::: PROVIDED DATA :::
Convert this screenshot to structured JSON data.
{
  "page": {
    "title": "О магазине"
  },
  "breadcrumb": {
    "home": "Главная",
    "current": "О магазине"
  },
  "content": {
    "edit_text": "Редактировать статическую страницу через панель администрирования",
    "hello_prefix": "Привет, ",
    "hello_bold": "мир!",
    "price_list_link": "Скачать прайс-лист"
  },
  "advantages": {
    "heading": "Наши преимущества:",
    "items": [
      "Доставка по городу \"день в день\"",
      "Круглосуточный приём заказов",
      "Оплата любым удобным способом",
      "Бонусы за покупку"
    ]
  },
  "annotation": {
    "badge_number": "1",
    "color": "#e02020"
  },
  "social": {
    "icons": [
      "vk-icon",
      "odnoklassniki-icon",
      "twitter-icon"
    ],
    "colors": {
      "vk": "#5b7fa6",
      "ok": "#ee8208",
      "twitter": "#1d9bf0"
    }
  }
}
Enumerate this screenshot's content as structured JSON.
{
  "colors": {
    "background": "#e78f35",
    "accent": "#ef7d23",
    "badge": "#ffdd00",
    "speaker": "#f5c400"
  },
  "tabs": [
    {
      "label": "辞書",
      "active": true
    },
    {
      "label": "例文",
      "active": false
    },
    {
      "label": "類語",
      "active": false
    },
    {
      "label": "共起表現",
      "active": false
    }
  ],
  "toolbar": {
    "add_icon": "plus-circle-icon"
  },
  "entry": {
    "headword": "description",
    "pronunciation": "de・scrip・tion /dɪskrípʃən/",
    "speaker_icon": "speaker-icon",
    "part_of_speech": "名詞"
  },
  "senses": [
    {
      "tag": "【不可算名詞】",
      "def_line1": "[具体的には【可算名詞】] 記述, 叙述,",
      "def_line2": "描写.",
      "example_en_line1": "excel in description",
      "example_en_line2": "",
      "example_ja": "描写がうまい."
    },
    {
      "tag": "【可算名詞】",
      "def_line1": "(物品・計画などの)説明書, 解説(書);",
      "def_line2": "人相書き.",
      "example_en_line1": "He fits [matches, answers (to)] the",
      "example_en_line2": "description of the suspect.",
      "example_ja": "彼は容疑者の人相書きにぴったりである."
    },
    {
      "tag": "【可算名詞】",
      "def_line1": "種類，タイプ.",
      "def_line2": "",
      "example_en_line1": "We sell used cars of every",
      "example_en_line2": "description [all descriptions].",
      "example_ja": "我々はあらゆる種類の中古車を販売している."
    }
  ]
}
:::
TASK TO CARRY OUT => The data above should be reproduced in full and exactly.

RESPONSE TO THIS EXERCISE =>
Convert this screenshot to structured JSON data.
{
  "page": {
    "title": "О магазине"
  },
  "breadcrumb": {
    "home": "Главная",
    "current": "О магазине"
  },
  "content": {
    "edit_text": "Редактировать статическую страницу через панель администрирования",
    "hello_prefix": "Привет, ",
    "hello_bold": "мир!",
    "price_list_link": "Скачать прайс-лист"
  },
  "advantages": {
    "heading": "Наши преимущества:",
    "items": [
      "Доставка по городу \"день в день\"",
      "Круглосуточный приём заказов",
      "Оплата любым удобным способом",
      "Бонусы за покупку"
    ]
  },
  "annotation": {
    "badge_number": "1",
    "color": "#e02020"
  },
  "social": {
    "icons": [
      "vk-icon",
      "odnoklassniki-icon",
      "twitter-icon"
    ],
    "colors": {
      "vk": "#5b7fa6",
      "ok": "#ee8208",
      "twitter": "#1d9bf0"
    }
  }
}
Enumerate this screenshot's content as structured JSON.
{
  "colors": {
    "background": "#e78f35",
    "accent": "#ef7d23",
    "badge": "#ffdd00",
    "speaker": "#f5c400"
  },
  "tabs": [
    {
      "label": "辞書",
      "active": true
    },
    {
      "label": "例文",
      "active": false
    },
    {
      "label": "類語",
      "active": false
    },
    {
      "label": "共起表現",
      "active": false
    }
  ],
  "toolbar": {
    "add_icon": "plus-circle-icon"
  },
  "entry": {
    "headword": "description",
    "pronunciation": "de・scrip・tion /dɪskrípʃən/",
    "speaker_icon": "speaker-icon",
    "part_of_speech": "名詞"
  },
  "senses": [
    {
      "tag": "【不可算名詞】",
      "def_line1": "[具体的には【可算名詞】] 記述, 叙述,",
      "def_line2": "描写.",
      "example_en_line1": "excel in description",
      "example_en_line2": "",
      "example_ja": "描写がうまい."
    },
    {
      "tag": "【可算名詞】",
      "def_line1": "(物品・計画などの)説明書, 解説(書);",
      "def_line2": "人相書き.",
      "example_en_line1": "He fits [matches, answers (to)] the",
      "example_en_line2": "description of the suspect.",
      "example_ja": "彼は容疑者の人相書きにぴったりである."
    },
    {
      "tag": "【可算名詞】",
      "def_line1": "種類，タイプ.",
      "def_line2": "",
      "example_en_line1": "We sell used cars of every",
      "example_en_line2": "description [all descriptions].",
      "example_ja": "我々はあらゆる種類の中古車を販売している."
    }
  ]
}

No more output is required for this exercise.